For all the attention that the Bush administration torture memos have been receiving over past month, those documents pale in comparison to the revelations documented in the leaked 40-page report issued by the International Committee for the Red Cross following two rounds of private interviews it held with the 14 "high value detainees" held at Guantanamo Bay.
If you want to know what our country did to those detainees -- especially Khalid Sheik Mohammed, Abu Zubaydah, and Rahim al-Nashiri (all three were waterboarded and suffered the worst treatment) -- then read the Red Cross report.
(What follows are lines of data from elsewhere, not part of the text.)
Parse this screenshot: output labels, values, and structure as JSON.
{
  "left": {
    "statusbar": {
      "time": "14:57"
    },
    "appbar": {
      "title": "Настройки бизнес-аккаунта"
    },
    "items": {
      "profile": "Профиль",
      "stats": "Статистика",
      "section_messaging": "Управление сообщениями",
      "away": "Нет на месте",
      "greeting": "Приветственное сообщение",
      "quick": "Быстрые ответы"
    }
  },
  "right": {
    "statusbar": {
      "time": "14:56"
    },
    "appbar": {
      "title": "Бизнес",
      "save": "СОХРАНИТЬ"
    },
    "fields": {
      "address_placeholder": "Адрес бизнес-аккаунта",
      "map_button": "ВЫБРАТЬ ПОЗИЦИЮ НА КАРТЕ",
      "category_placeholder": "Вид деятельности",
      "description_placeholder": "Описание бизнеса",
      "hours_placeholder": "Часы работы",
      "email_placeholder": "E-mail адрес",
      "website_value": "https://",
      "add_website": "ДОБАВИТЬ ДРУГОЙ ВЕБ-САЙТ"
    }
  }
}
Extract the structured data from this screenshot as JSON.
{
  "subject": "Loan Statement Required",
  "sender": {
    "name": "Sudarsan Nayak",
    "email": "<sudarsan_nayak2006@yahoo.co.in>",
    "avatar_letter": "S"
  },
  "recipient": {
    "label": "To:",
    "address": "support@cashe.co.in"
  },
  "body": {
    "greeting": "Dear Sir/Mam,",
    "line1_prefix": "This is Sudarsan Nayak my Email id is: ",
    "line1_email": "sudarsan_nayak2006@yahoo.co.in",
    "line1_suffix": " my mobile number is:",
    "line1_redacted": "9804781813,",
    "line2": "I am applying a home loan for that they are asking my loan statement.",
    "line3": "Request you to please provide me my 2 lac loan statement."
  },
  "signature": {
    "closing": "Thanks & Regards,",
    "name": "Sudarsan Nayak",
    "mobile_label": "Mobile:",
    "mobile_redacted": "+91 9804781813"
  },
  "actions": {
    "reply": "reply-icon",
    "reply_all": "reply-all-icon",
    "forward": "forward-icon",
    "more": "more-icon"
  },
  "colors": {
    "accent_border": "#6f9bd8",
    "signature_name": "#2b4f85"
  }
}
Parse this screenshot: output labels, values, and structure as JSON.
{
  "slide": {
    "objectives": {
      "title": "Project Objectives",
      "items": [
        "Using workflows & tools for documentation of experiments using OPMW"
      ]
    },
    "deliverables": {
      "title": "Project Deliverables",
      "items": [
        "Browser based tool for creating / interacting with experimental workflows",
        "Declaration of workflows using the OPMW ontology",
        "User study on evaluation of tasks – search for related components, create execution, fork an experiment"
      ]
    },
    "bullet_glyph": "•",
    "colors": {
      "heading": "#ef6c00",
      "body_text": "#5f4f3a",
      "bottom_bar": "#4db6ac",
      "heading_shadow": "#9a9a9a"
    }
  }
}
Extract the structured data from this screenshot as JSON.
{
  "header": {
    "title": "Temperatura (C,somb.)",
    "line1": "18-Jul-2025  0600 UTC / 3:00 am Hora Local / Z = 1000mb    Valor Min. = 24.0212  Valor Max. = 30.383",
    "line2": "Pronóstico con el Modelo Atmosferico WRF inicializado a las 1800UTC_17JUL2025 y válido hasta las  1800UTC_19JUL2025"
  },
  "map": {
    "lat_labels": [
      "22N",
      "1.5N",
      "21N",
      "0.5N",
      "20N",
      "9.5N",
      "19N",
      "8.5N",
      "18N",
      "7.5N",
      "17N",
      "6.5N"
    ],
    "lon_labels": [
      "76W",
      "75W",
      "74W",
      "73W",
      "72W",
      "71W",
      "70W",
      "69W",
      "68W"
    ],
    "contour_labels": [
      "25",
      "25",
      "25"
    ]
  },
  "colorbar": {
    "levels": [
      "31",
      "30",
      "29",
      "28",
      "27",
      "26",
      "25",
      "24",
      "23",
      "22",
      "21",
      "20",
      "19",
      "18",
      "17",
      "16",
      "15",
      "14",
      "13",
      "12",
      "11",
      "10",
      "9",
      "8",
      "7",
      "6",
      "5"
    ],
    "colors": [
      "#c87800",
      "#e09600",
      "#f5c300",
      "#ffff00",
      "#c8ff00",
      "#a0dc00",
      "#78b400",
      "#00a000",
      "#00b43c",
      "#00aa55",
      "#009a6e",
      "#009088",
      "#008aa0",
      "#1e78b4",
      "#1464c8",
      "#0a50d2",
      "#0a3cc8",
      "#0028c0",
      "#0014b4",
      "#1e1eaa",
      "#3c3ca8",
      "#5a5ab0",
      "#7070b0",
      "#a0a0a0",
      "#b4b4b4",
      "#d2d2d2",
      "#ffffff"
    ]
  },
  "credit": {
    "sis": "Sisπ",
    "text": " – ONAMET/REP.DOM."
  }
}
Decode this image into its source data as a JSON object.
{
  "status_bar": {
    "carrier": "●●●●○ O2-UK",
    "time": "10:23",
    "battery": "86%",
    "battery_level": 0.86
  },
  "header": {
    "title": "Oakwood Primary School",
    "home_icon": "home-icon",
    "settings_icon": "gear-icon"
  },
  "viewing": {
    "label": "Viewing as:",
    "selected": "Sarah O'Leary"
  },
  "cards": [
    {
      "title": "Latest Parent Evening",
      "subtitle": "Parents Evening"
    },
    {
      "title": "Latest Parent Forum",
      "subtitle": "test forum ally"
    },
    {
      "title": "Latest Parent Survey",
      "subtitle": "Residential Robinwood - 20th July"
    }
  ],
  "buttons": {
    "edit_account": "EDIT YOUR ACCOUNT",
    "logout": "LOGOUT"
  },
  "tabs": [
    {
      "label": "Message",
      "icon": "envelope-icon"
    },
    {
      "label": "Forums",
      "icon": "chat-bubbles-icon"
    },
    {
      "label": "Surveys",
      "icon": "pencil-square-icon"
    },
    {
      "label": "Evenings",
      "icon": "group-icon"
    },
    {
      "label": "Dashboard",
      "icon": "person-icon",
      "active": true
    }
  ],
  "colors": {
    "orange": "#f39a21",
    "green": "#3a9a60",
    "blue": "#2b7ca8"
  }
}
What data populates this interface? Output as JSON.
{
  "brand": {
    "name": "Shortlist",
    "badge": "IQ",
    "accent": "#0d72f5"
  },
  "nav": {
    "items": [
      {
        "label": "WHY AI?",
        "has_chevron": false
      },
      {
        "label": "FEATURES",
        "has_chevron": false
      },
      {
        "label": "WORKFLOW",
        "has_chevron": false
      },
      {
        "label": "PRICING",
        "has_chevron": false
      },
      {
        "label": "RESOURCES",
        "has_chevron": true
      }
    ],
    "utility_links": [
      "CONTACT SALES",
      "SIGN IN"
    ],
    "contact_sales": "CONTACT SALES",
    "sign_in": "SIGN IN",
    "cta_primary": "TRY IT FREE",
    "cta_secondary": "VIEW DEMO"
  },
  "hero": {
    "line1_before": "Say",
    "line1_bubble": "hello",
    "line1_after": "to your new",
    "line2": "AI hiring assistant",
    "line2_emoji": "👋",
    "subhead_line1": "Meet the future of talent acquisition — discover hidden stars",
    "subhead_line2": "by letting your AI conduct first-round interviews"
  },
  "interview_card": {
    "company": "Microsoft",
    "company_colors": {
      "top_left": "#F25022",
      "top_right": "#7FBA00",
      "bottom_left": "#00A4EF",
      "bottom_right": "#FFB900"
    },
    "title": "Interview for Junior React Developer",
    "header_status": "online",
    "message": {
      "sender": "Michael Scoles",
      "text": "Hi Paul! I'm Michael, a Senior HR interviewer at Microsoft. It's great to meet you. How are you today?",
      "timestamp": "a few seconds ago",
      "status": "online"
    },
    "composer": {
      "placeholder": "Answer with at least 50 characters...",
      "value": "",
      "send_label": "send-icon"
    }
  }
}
It will leave you with a very sickening feeling about the depths to which President Bush and Vice President Cheney were willing to go to try to justify its disastrous war in Iraq (while the detainees were providing ample information during FBI interrogations about the 9/11 plot, the torture apparently began as they sought evidence about the non-existent al-Qaida/Iraq link) and how we morphed into the very monsters that we once condemned when it came to the actions of other nations.
Of enormous importance is the fact that it is the Red Cross which is the body designated by the Geneva Conventions to supervise treatment of prisoners of war and to judge that treatment's legality. They are the ones that are charged to make the initial finding as to whether war crimes have been committed.
Here's what the Red Cross declared in its report:
The allegations of ill-treatment of the detainees indicate that, in many cases, the ill-treatment to which they were subjected while held in the CIA program, either singly or in combination, constituted torture. In addition, many other elements of the ill-treatment, either singly or in combination, constituted cruel and inhuman or degrading treatment.
...The totality of the circumstances in which the fourteen were held effectively amounted to an arbitrary deprivation of liberty and enforced disappearance, in contravention of international law.
So, according to the group which the U.S. has agreed would determine whether a country violated the Geneva Convention, they have found us guilty. Again, read the report if you want to be sickened over how we treated these despicable detainees.
The Red Cross report was presented to President Bush in February 2007. As you might expect, no action was ever taken by the administration.
Finally, the report ends with a summary of its interview with Khalid Sheik Mohammed that is worth remembering as former Vice President Cheney sadly continues to insist that torture worked, when it did not:
Mark Nickolas is the Managing Editor of Political Base, and this story was from his original post, "Khalid Sheik Mohammed: "I Gave A Lot Of False Information" To Make Torture Stop"